People using anomaly detection have a bunch of small models with small dimensionalities, but when you add more, detection becomes tricky and the system becomes vulnerable. For instance, consider normality-poisoning attacks. Your system is designed to compare your data to a “normal” preset, but what is the perfect normal? It doesn’t matter how you train the model, if it’s told the wrong information in the beginning, it will never learn the right way.
The Anomaly Detection Pyramid
Pinto goes on to breakdown his basic pyramid of importance when it comes to different factors that decide how to integrate machine learning anomaly detection.
Pinto stresses that the main issue most systems have is insufficient ground truth. You could have the most extensive set of features and the best algorithm, but if the system doesn’t have specifics to compare the data to then none of it matters. When it comes to unsupervised machine learning algorithms, they don’t have the ground truth to compare their information to, which Pinto calls “lazy.”
Without any ground truth, you don’t have control over the base knowledge, which means your security can easily be compromised by attackers. Unsupervised anomaly detection may be great for exploratory matters and learning what you should build, but otherwise it should never be put into production.
Supervised Machine Learning
What Pinto recommends for security is implementing a supervised machine learning system, which improves security by trying to establish a wider ground truth. He claims that there is a good amount of data out there for malicious content to compare to your system, but that vetted non-malicious data is still a challenge. TImeliness is also a big challenge since you have to continuously train the model, but this has become easier with open source software.
When it comes to malware data, they’ve had a lot more success in clustering malware samples, which means that if you know something is bad, it is easy to detect, but classifying them without the knowledge beforehand has been less successful.
Many state of the art AV companies, though, have an absurd amount of samples.
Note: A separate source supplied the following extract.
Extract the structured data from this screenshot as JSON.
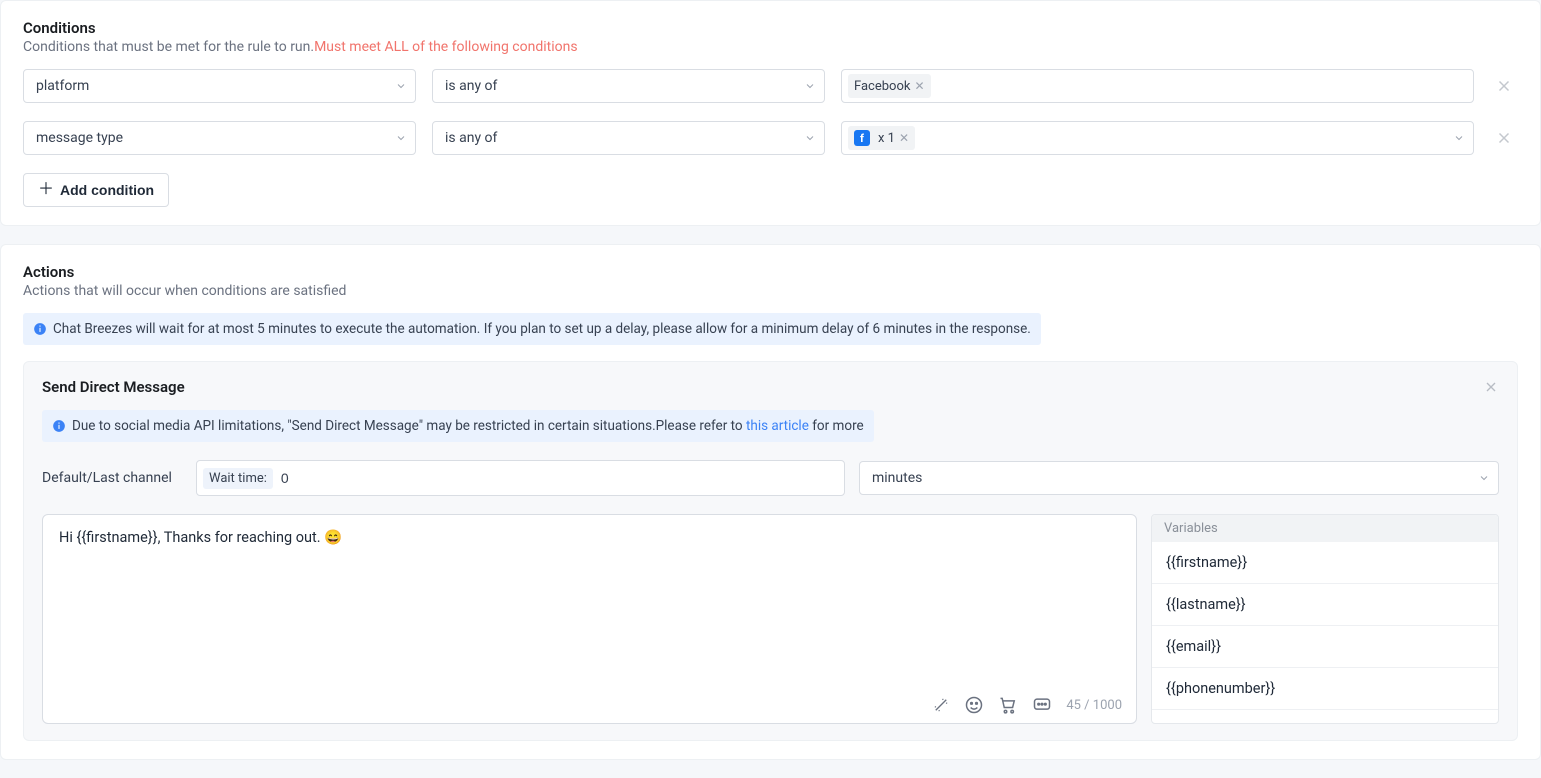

They’re been researching and consolidating data on them for decades, making machine learning anomaly detection much better. Pinto urges that you should still be careful though, because some papers that have surfaced suffer from bad ground truth.
There have also been advancements in using network-based data, such as DGA classification and domain classification in general malware network behavior, using that to train a supervised machine learner, but it has proven more difficult for developers who are currently working on it.
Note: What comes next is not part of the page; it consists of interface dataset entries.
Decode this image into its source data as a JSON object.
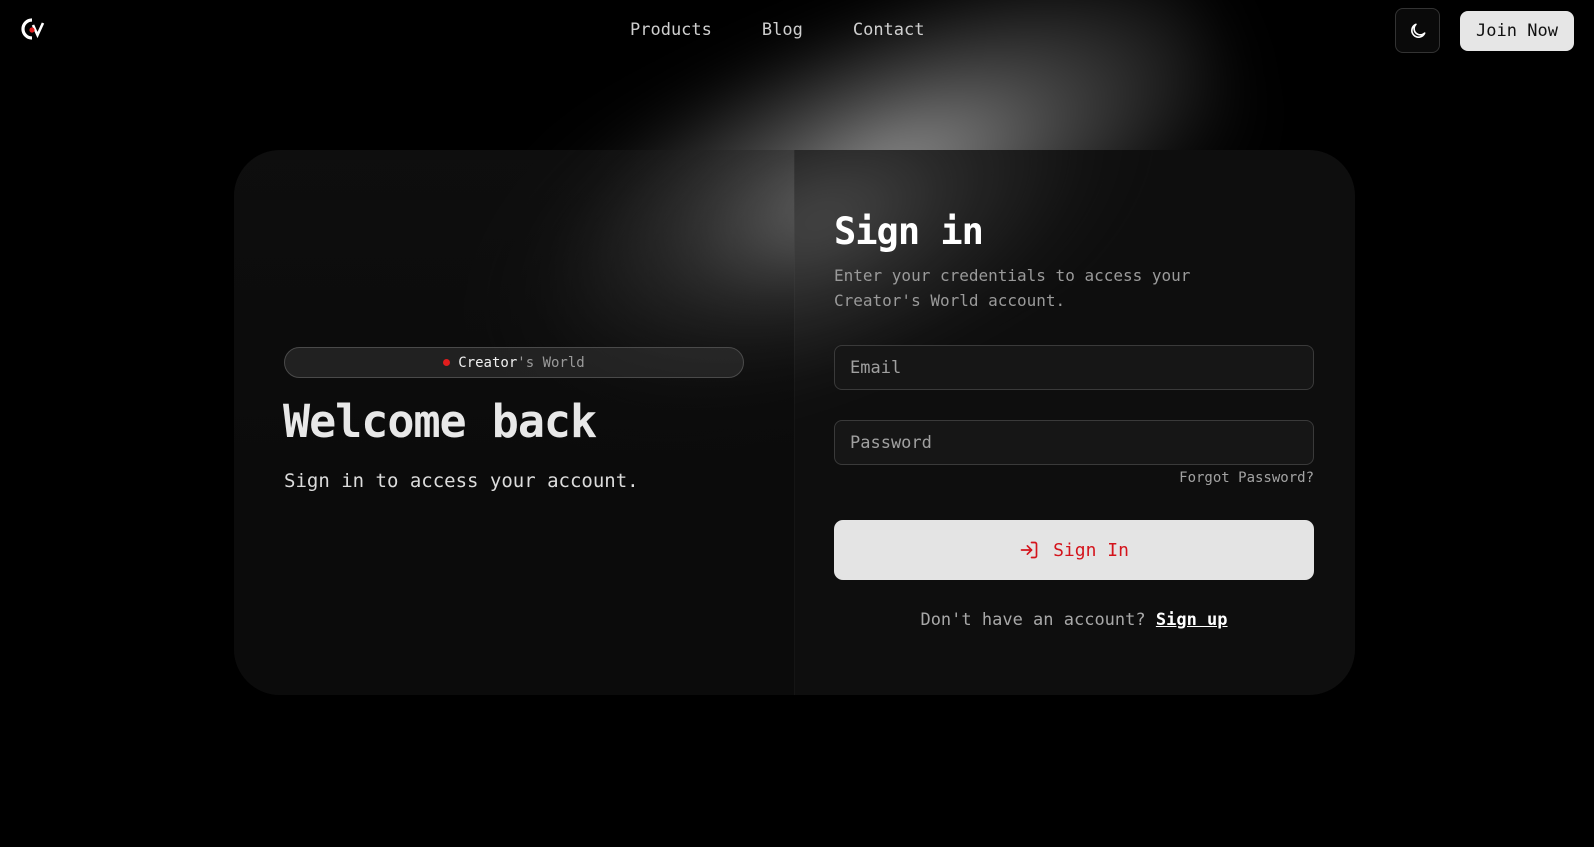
{
  "header": {
    "nav": [
      "Products",
      "Blog",
      "Contact"
    ],
    "theme_toggle_icon": "moon-icon",
    "join_label": "Join Now",
    "logo_icon": "creators-world-logo"
  },
  "hero": {
    "badge_part1": "Creator",
    "badge_part2": "'s World",
    "title": "Welcome back",
    "subtitle": "Sign in to access your account."
  },
  "form": {
    "title": "Sign in",
    "description": "Enter your credentials to access your Creator's World account.",
    "email_placeholder": "Email",
    "password_placeholder": "Password",
    "forgot_label": "Forgot Password?",
    "submit_label": "Sign In",
    "submit_icon": "log-in-icon",
    "no_account_text": "Don't have an account?",
    "signup_label": "Sign up"
  },
  "colors": {
    "background": "#000000",
    "accent": "#d4141c",
    "button_bg": "#e4e4e4"
  }
}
There’s also a focus on using threat intelligence data, mimicking the way an analyst would use this info to come to the same conclusion they would in the domain. Basically, by describing the relationship between known bad data on the internet, you can uncover the hidden links between specific actor infrastructure just like and analyst would.
Also one last buzzword Pinto notes to be weary of is the phrase “Deep Learning.” What it is in layman’s terms is premature optimization. Again, though, if you don’t have good ground truth, optimizing your system will do nothing for you.
You should remember when it comes to optimization that most security-based data is messy, very categorical, contains lots of missing values and that the actual model accuracy is a tiny component in a soulutions success. Overall, when considering machine learning Pinto suggests making sure you have an answer to the following four questions in order to confirm that you are using it for the betterment of you system
- What are you trying to achieve with adding ML to the solution?
- What are the sources of ground truth for you models?
- How can you protect the features and ground truth from adversaries?
- How does the solution and processes around it handle false positives/false negatives?